In: Philipp Cimiano; Helena Sofia Pinto (Hrsg.). Knowledge Engineering and Knowledge Management by the Masses. International Conference on Knowledge Engineering and Knowledge Management (EKAW-2010), 17th, October 11-15, Lisbon, Portugal, Pages 178-192, Lecture Notes in Computer Science (LNCS), Vol. 6317, ISBN 978-3-642-16437-8, Springer, 2010.

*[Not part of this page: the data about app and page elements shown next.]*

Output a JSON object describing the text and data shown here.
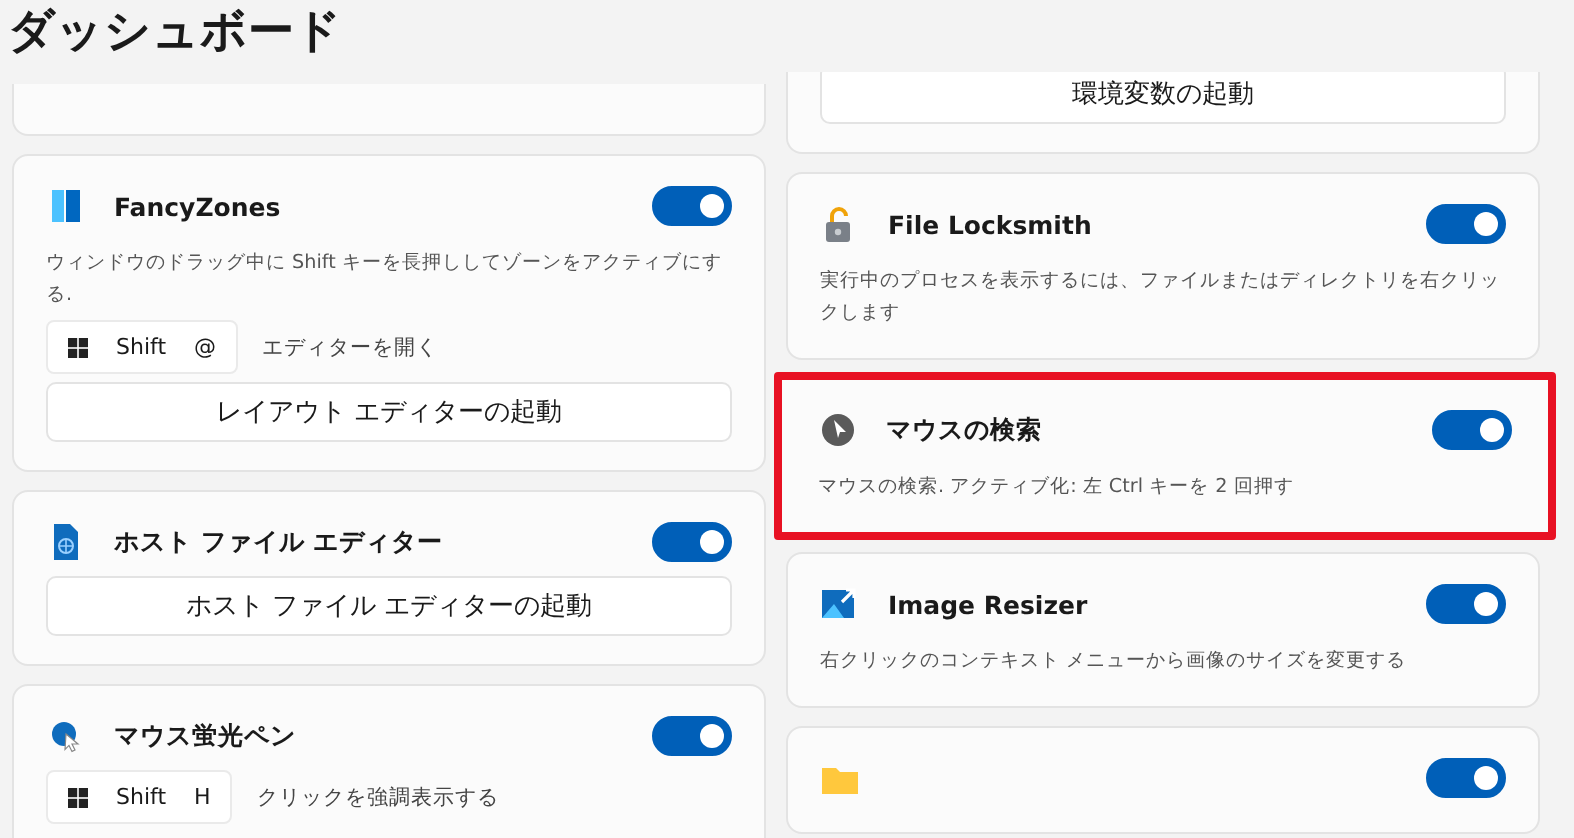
{
  "title": "ダッシュボード",
  "columns": [
    {
      "cards": [
        {
          "kind": "blank"
        },
        {
          "kind": "fancyzones",
          "title": "FancyZones",
          "enabled": true,
          "description": "ウィンドウのドラッグ中に Shift キーを長押ししてゾーンをアクティブにする.",
          "shortcut": {
            "keys": [
              "Shift",
              "@"
            ],
            "label": "エディターを開く"
          },
          "button": "レイアウト エディターの起動"
        },
        {
          "kind": "hosts",
          "title": "ホスト ファイル エディター",
          "enabled": true,
          "button": "ホスト ファイル エディターの起動"
        },
        {
          "kind": "highlighter",
          "title": "マウス蛍光ペン",
          "enabled": true,
          "shortcut": {
            "keys": [
              "Shift",
              "H"
            ],
            "label": "クリックを強調表示する"
          }
        }
      ]
    },
    {
      "cards": [
        {
          "kind": "launcher",
          "button": "環境変数の起動"
        },
        {
          "kind": "locksmith",
          "title": "File Locksmith",
          "enabled": true,
          "description": "実行中のプロセスを表示するには、ファイルまたはディレクトリを右クリックします"
        },
        {
          "kind": "finder",
          "title": "マウスの検索",
          "enabled": true,
          "highlighted": true,
          "description": "マウスの検索. アクティブ化: 左 Ctrl キーを 2 回押す"
        },
        {
          "kind": "resizer",
          "title": "Image Resizer",
          "enabled": true,
          "description": "右クリックのコンテキスト メニューから画像のサイズを変更する"
        },
        {
          "kind": "folder",
          "enabled": true
        }
      ]
    }
  ]
}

The appearance of Linked Open Data (LOD) was an important milestone for reaching a Web of Data. More and more RDF data sets get published to be consumed and integrated into a variety of applications. Pointing out one application, Linked Data can be used to enrich web pages with semantic annotations. This gives readers the chance to recall Semantic Web’s knowledge about text passages. RDFa provides a well-defined base, as it extends HTML tags in web pages to a form that contains RDF data. Nevertheless, asking web authors to manually annotate their web pages with semantic annotations is illusive. We present Epiphany, a service that annotates Linked Data to web pages automatically by creating RDFa enhanced versions of the input HTML pages. In Epiphany, Linked Data can be any RDF dataset or mashup (e.g., DBpedia, BBC programs, etc.). Based on ontology-based information extraction and the dataset, Epiphany generates an RDF graph about a web page’s content. Based on this RDF graph, RDFa annotations are generated and integrated in an RDFa enhanced version of the web page. Authors can use Epiphany to get RDFa enhanced versions of their articles that link to Linked Data models. Readers may use Epiphany to receive RDFa enhanced versions of web pages while surfing. We analysed results of Epiphany with Linked Data from BBC about music biographies and show a similar quality compared to results of Open Calais. Epiphany provides annotations from a couple of Linked Data sets.